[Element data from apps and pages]
──────────
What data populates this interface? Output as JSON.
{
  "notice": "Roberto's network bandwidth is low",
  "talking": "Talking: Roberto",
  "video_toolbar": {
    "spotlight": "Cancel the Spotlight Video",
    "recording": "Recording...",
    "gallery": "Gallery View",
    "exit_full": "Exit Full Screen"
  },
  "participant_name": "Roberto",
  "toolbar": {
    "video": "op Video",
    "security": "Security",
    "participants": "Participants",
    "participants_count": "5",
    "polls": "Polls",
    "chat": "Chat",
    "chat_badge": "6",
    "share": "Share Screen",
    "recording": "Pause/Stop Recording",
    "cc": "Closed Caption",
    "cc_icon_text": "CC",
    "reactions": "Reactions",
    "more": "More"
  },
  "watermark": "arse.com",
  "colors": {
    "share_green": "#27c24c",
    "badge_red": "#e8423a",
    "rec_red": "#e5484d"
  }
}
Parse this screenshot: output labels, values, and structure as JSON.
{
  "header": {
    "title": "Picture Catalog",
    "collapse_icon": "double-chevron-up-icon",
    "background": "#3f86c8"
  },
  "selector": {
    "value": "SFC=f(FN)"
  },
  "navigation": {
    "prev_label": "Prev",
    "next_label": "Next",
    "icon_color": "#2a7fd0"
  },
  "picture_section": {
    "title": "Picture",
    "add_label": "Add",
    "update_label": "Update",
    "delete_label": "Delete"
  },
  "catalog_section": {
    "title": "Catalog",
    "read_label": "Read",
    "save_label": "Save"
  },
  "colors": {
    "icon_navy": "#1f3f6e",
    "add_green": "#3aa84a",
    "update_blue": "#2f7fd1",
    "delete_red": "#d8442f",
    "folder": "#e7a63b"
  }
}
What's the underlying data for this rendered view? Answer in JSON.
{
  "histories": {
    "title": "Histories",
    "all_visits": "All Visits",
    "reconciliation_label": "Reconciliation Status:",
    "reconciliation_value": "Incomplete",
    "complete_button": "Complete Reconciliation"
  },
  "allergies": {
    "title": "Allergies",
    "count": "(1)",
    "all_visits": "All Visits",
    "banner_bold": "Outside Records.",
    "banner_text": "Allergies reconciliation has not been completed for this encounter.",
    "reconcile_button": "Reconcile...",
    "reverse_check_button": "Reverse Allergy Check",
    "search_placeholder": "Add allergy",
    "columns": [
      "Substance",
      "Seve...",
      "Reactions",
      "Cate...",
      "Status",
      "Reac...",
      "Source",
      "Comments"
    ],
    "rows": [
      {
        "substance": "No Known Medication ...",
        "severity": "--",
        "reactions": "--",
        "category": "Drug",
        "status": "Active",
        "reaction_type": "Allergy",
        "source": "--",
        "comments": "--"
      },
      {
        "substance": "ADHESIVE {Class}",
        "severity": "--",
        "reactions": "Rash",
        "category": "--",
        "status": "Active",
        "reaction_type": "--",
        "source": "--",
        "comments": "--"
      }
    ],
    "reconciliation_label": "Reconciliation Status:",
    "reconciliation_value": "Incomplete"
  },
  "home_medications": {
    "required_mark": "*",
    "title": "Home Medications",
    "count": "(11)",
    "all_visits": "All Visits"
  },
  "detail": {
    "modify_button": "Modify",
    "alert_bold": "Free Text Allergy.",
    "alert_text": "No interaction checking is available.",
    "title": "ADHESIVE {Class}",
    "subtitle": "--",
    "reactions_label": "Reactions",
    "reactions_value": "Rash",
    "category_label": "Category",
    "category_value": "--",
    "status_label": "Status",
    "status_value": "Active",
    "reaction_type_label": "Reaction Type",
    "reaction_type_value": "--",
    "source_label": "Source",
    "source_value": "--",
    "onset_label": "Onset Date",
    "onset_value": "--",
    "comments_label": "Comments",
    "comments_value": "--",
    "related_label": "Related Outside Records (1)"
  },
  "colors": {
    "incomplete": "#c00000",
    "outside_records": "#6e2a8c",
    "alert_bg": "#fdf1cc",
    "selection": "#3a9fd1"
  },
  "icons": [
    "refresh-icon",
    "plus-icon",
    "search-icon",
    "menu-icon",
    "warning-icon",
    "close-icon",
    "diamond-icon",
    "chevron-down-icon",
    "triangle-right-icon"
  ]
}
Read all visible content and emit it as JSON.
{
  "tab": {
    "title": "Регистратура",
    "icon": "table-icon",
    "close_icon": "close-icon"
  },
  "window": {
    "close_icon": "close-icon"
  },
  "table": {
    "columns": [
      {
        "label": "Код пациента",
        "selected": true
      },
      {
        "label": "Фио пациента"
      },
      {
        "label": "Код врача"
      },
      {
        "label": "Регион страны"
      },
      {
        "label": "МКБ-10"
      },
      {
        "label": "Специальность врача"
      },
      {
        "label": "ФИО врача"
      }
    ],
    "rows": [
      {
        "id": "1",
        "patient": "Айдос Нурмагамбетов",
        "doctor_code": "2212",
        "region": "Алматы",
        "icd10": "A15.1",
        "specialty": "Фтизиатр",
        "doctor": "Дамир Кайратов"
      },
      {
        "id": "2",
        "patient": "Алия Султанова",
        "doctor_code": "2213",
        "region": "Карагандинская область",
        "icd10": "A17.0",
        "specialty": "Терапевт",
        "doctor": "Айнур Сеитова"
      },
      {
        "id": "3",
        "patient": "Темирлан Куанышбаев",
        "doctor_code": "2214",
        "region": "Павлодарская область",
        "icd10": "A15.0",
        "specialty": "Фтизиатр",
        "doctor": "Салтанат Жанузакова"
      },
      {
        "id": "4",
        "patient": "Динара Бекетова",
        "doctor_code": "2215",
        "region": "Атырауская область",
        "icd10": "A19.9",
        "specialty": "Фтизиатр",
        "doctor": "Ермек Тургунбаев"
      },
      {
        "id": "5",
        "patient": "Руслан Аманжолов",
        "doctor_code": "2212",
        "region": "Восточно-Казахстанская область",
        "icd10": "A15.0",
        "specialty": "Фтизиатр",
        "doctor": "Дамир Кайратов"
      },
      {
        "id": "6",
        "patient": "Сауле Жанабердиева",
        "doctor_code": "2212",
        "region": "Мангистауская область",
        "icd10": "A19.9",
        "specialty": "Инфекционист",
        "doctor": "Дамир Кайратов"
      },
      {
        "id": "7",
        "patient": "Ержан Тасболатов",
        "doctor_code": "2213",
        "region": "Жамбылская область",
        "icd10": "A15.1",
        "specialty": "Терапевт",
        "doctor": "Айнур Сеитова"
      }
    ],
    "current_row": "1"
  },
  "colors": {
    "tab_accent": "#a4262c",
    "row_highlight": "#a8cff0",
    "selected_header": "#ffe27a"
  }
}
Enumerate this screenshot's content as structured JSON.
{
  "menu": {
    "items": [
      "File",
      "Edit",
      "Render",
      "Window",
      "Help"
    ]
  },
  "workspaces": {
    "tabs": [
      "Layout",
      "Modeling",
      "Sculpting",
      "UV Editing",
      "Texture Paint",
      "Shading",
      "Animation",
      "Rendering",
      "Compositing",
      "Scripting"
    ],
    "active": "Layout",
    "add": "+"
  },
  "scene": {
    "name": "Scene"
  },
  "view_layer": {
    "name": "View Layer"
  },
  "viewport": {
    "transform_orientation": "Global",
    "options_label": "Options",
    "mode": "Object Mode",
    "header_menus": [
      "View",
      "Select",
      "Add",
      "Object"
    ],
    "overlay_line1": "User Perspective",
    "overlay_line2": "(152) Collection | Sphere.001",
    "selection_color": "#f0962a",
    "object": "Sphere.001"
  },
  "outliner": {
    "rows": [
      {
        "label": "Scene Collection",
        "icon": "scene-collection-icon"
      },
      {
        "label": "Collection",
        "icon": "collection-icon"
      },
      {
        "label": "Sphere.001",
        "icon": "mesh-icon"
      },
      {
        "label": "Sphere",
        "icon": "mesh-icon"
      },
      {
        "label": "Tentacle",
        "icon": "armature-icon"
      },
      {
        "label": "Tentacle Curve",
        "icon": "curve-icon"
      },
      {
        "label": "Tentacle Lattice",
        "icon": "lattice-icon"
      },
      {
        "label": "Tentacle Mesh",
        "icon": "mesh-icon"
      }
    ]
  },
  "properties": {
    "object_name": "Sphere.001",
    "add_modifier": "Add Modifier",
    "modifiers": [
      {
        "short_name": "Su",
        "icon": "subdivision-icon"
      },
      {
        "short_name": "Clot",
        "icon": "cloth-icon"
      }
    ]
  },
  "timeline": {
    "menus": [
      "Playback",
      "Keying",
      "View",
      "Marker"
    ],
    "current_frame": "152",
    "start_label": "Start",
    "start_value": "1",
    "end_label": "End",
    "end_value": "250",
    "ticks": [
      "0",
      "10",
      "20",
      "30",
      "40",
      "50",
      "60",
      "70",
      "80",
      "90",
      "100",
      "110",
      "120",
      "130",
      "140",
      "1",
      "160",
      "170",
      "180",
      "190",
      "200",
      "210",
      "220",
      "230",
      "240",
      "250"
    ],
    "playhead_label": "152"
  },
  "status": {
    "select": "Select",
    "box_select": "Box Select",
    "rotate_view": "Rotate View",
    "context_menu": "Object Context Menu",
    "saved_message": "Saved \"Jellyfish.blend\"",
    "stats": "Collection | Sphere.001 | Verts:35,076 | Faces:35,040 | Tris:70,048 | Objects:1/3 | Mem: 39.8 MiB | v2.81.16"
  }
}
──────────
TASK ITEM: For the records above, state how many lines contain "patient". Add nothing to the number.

RESULT FOR THIS TASK: 7